-- In April, the Alaska Court of Appeals upheld the legality of a police traffic stop of a car that an officer believed was the same car about which a report of occupants fighting had just been called in. The officer said he saw, through the rear window (according to an Anchorage Daily News report) that "the woman in the passenger seat was facing the driver (while the car was stopped for a red light), her left leg on top of the driver's seat, wrapped around his head rest," followed by the man's moving to "lean over" the passenger. That the activity was sex, instead of fighting, was irrelevant, said the court, because either one creates a traffic-safety problem.
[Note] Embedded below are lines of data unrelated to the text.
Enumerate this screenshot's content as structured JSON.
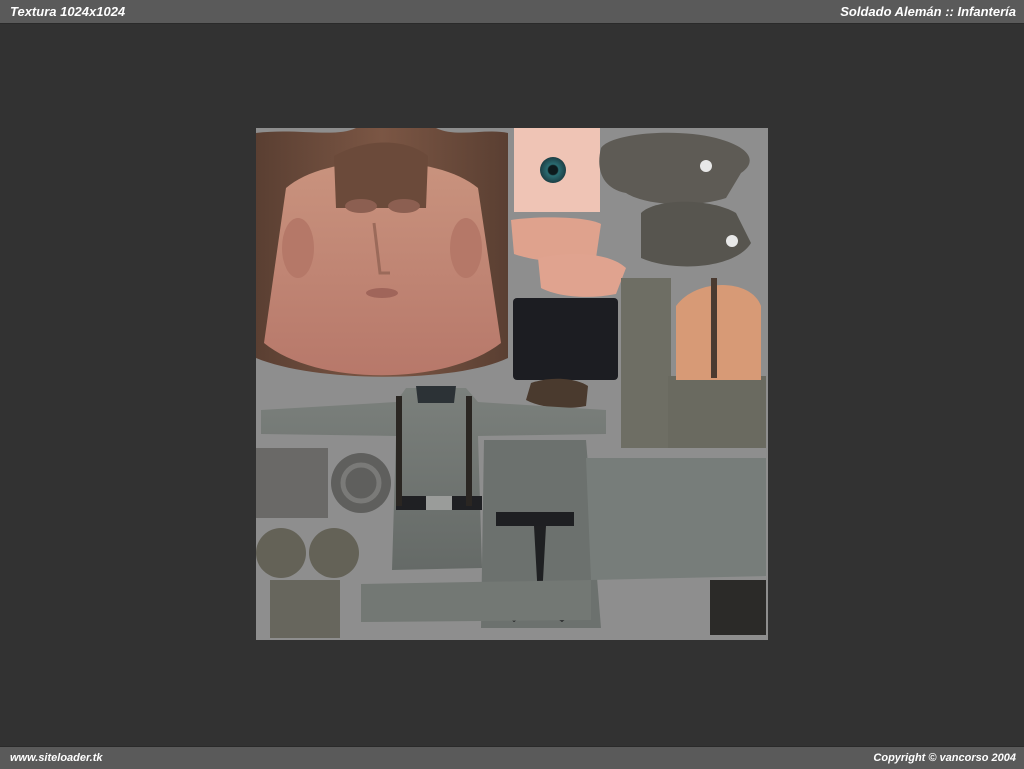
{
  "header": {
    "left_title": "Textura 1024x1024",
    "right_title": "Soldado Alemán :: Infantería"
  },
  "footer": {
    "left_text": "www.siteloader.tk",
    "right_text": "Copyright © vancorso 2004"
  },
  "colors": {
    "page_background": "#323232",
    "bar_background": "#5a5a5a",
    "bar_text": "#ffffff",
    "texture_background": "#8e8e8e",
    "uniform_grey": "#6f7470",
    "skin": "#c88a76"
  }
}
-- Lame: Mr. Angel Jones, 27, was convicted of aggravated assault against his girlfriend, specifically, biting off most of her nose in a rage; he admitted the nose was in his mouth but said that due to her using weight-loss medication, her nose had become brittle, and that it just fell off (Toronto, May). And Maurice Williams, 24, was charged with perjury after he told a judge he was not "Williams," even though "Williams" was tattooed on his back. Said Maurice, "I can't see what's on my back. If there's some tattoos on my back, somebody's been bothering me when I'm asleep" (Muncie, Ind., May).

-- In April, Joshua Baldwin, 24, was sentenced to 180 days in jail for 16 incidents of indecent exposure to women in stores in downtown Bay City, Mich. His explanation to the judge: "I was only hoping to get lucky, but I went about it the wrong way."
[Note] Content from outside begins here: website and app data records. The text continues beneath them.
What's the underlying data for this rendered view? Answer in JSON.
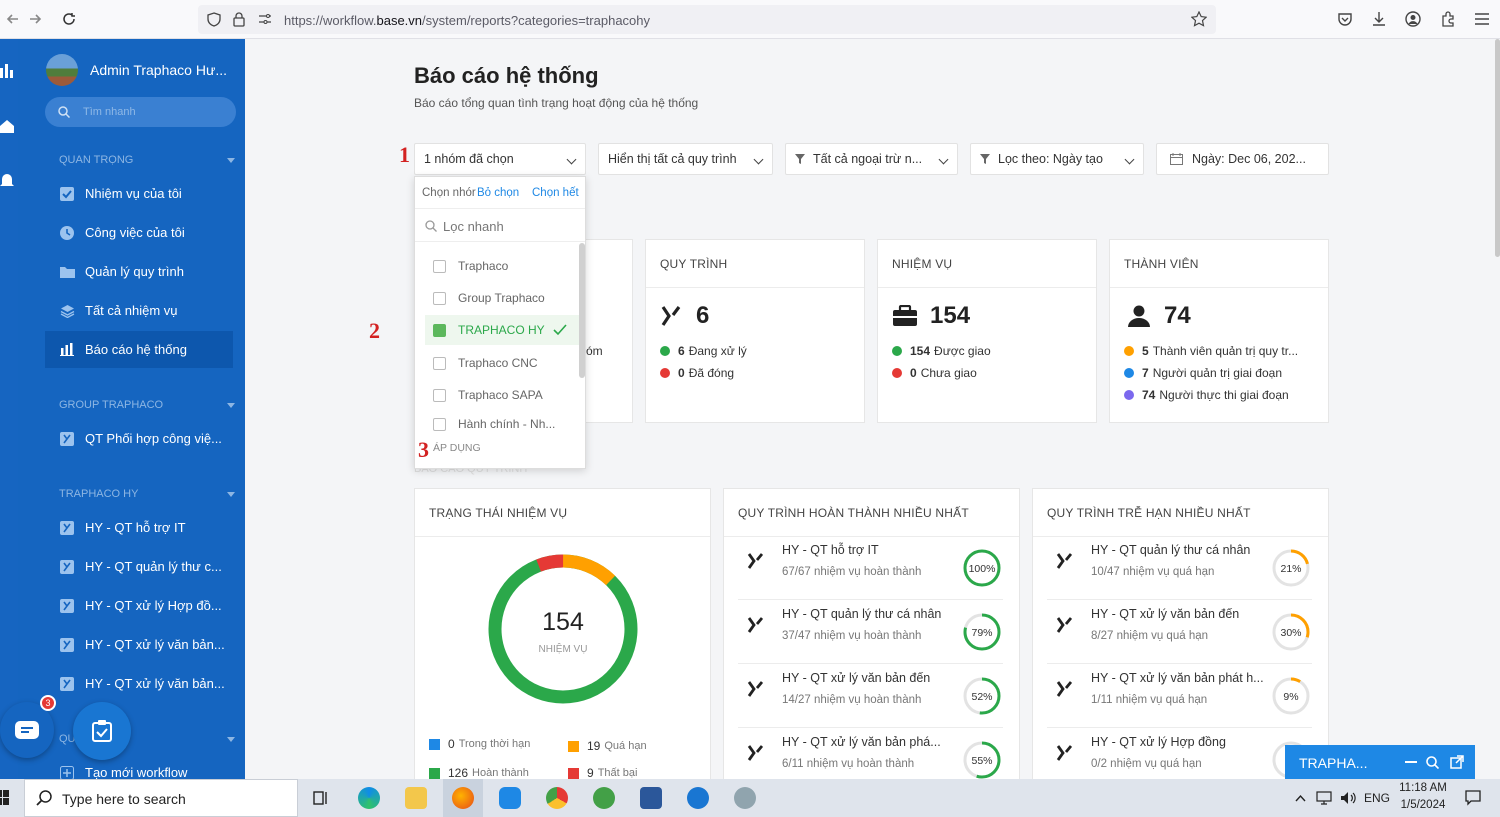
{
  "browser": {
    "url_prefix": "https://workflow.",
    "url_domain": "base.vn",
    "url_path": "/system/reports?categories=traphacohy"
  },
  "sidebar": {
    "user_name": "Admin Traphaco Hư...",
    "search_placeholder": "Tìm nhanh",
    "sections": [
      {
        "title": "QUAN TRỌNG"
      },
      {
        "title": "GROUP TRAPHACO"
      },
      {
        "title": "TRAPHACO HY"
      },
      {
        "title": "QU"
      }
    ],
    "items": [
      {
        "label": "Nhiệm vụ của tôi"
      },
      {
        "label": "Công việc của tôi"
      },
      {
        "label": "Quản lý quy trình"
      },
      {
        "label": "Tất cả nhiệm vụ"
      },
      {
        "label": "Báo cáo hệ thống"
      },
      {
        "label": "QT Phối hợp công việ..."
      },
      {
        "label": "HY - QT hỗ trợ IT"
      },
      {
        "label": "HY - QT quản lý thư c..."
      },
      {
        "label": "HY - QT xử lý Hợp đồ..."
      },
      {
        "label": "HY - QT xử lý văn bản..."
      },
      {
        "label": "HY - QT xử lý văn bản..."
      },
      {
        "label": "Tạo mới workflow"
      }
    ]
  },
  "page": {
    "title": "Báo cáo hệ thống",
    "subtitle": "Báo cáo tổng quan tình trạng hoạt động của hệ thống"
  },
  "filters": {
    "groups": "1 nhóm đã chọn",
    "processes": "Hiển thị tất cả quy trình",
    "exclude": "Tất cả ngoại trừ n...",
    "sort": "Lọc theo: Ngày tạo",
    "date": "Ngày: Dec 06, 202..."
  },
  "dropdown": {
    "label": "Chọn nhór",
    "deselect": "Bỏ chọn",
    "select_all": "Chọn hết",
    "search_placeholder": "Lọc nhanh",
    "options": [
      {
        "label": "Traphaco",
        "checked": false
      },
      {
        "label": "Group Traphaco",
        "checked": false
      },
      {
        "label": "TRAPHACO HY",
        "checked": true
      },
      {
        "label": "Traphaco CNC",
        "checked": false
      },
      {
        "label": "Traphaco SAPA",
        "checked": false
      },
      {
        "label": "Hành chính - Nh...",
        "checked": false
      }
    ],
    "apply": "ÁP DỤNG"
  },
  "annotations": [
    "1",
    "2",
    "3"
  ],
  "partial_card_text": "óm",
  "section_label_partial": "BÁO CÁO QUY TRÌNH",
  "cards": {
    "process": {
      "title": "QUY TRÌNH",
      "count": "6",
      "s1_num": "6",
      "s1_label": "Đang xử lý",
      "s2_num": "0",
      "s2_label": "Đã đóng"
    },
    "task": {
      "title": "NHIỆM VỤ",
      "count": "154",
      "s1_num": "154",
      "s1_label": "Được giao",
      "s2_num": "0",
      "s2_label": "Chưa giao"
    },
    "member": {
      "title": "THÀNH VIÊN",
      "count": "74",
      "s1_num": "5",
      "s1_label": "Thành viên quản trị quy tr...",
      "s2_num": "7",
      "s2_label": "Người quản trị giai đoạn",
      "s3_num": "74",
      "s3_label": "Người thực thi giai đoạn"
    }
  },
  "task_status": {
    "title": "TRẠNG THÁI NHIỆM VỤ",
    "total": "154",
    "total_label": "NHIỆM VỤ",
    "legend": [
      {
        "num": "0",
        "label": "Trong thời hạn",
        "color": "#1e88e5"
      },
      {
        "num": "19",
        "label": "Quá hạn",
        "color": "#ffa000"
      },
      {
        "num": "126",
        "label": "Hoàn thành",
        "color": "#2ba84a"
      },
      {
        "num": "9",
        "label": "Thất bại",
        "color": "#e53935"
      }
    ]
  },
  "top_completed": {
    "title": "QUY TRÌNH HOÀN THÀNH NHIỀU NHẤT",
    "rows": [
      {
        "name": "HY - QT hỗ trợ IT",
        "detail": "67/67 nhiệm vụ hoàn thành",
        "pct": "100%",
        "value": 100
      },
      {
        "name": "HY - QT quản lý thư cá nhân",
        "detail": "37/47 nhiệm vụ hoàn thành",
        "pct": "79%",
        "value": 79
      },
      {
        "name": "HY - QT xử lý văn bản đến",
        "detail": "14/27 nhiệm vụ hoàn thành",
        "pct": "52%",
        "value": 52
      },
      {
        "name": "HY - QT xử lý văn bản phá...",
        "detail": "6/11 nhiệm vụ hoàn thành",
        "pct": "55%",
        "value": 55
      }
    ]
  },
  "top_late": {
    "title": "QUY TRÌNH TRỄ HẠN NHIỀU NHẤT",
    "rows": [
      {
        "name": "HY - QT quản lý thư cá nhân",
        "detail": "10/47 nhiệm vụ quá hạn",
        "pct": "21%",
        "value": 21
      },
      {
        "name": "HY - QT xử lý văn bản đến",
        "detail": "8/27 nhiệm vụ quá hạn",
        "pct": "30%",
        "value": 30
      },
      {
        "name": "HY - QT xử lý văn bản phát h...",
        "detail": "1/11 nhiệm vụ quá hạn",
        "pct": "9%",
        "value": 9
      },
      {
        "name": "HY - QT xử lý Hợp đồng",
        "detail": "0/2 nhiệm vụ quá hạn",
        "pct": "",
        "value": 0
      }
    ]
  },
  "chat": {
    "badge": "3",
    "widget_title": "TRAPHA..."
  },
  "taskbar": {
    "search": "Type here to search",
    "lang": "ENG",
    "time": "11:18 AM",
    "date": "1/5/2024"
  },
  "colors": {
    "sidebar": "#1565c0",
    "green": "#2ba84a",
    "orange": "#ffa000",
    "red": "#e53935",
    "blue": "#1e88e5",
    "purple": "#7b68ee"
  }
}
Questionable Judgments

Streator, Ill., school superintendent Bill Mattingly apologized in January after an investigation found that he called a black basketball player at Streator High into his office and ordered him to start passing the ball more often to "white kids," including Mattingly's son. And in March, Andy Schmeltzer, baseball coach at Hirschi High School (Wichita Falls, Texas), was placed on leave after he took a bat into a teacher's room, asked her to change some grades, and then slammed the bat down on a desk, for emphasis.

The Classic Middle Name (all new)

Arrested recently and charged with murder: Estell Wayne Buck (Monroe, Ohio, June); Jerry Wayne Wright (Monroe County, Tenn., March); David Wayne Marsh (Hagerstown, Md., March); Jonathan Wayne Larrabee (Wakpala, S.D., March); Jerald Wayne Harvel II (Pawhuska, Okla., February); Robert Wayne McMillion (Miami, Fla., December). Arrested on suspicion of murder: John Wayne Warrener (Thornton, Colo., June). Convicted of murder: Charles Wayne Green (Pocahontas, Ark., May); Mark Wayne Hauseur (Joshua Tree, Calif., April). Attempted suicide while in custody for murder: Kenneth Wayne Gregory (Land O'Lakes, Fla., April). Death sentence upheld on re-sentencing: Robert Wayne Lambert (Sapulpa, Okla., May).

Undignified Deaths

A 46-year-old South African soldier, part of an African Union peacekeeping force in Bujumbura, Burundi, was killed in May when a large, rotting tree fell over onto the portable toilet he was using. And a 45-year-old television cameraman was struck and killed by a car at a dangerous Omaha, Neb., intersection while he was working on a story about how dangerous the intersection is (June).

(CORRECTION: Two weeks ago, I misinterpreted a BBC News report and implied that the punk rock group Bouncing Souls is politically conservative and supporting President Bush. However, according to its Web site, Bouncing Souls is eager to defeat President Bush. -- CHUCK SHEPHERD)

(Send your Weird News to Chuck Shepherd, P.O. Box 18737, Tampa FL 33679 or or go to

4520 Main St., Kansas City, Mo. 64111; (816) 932-6600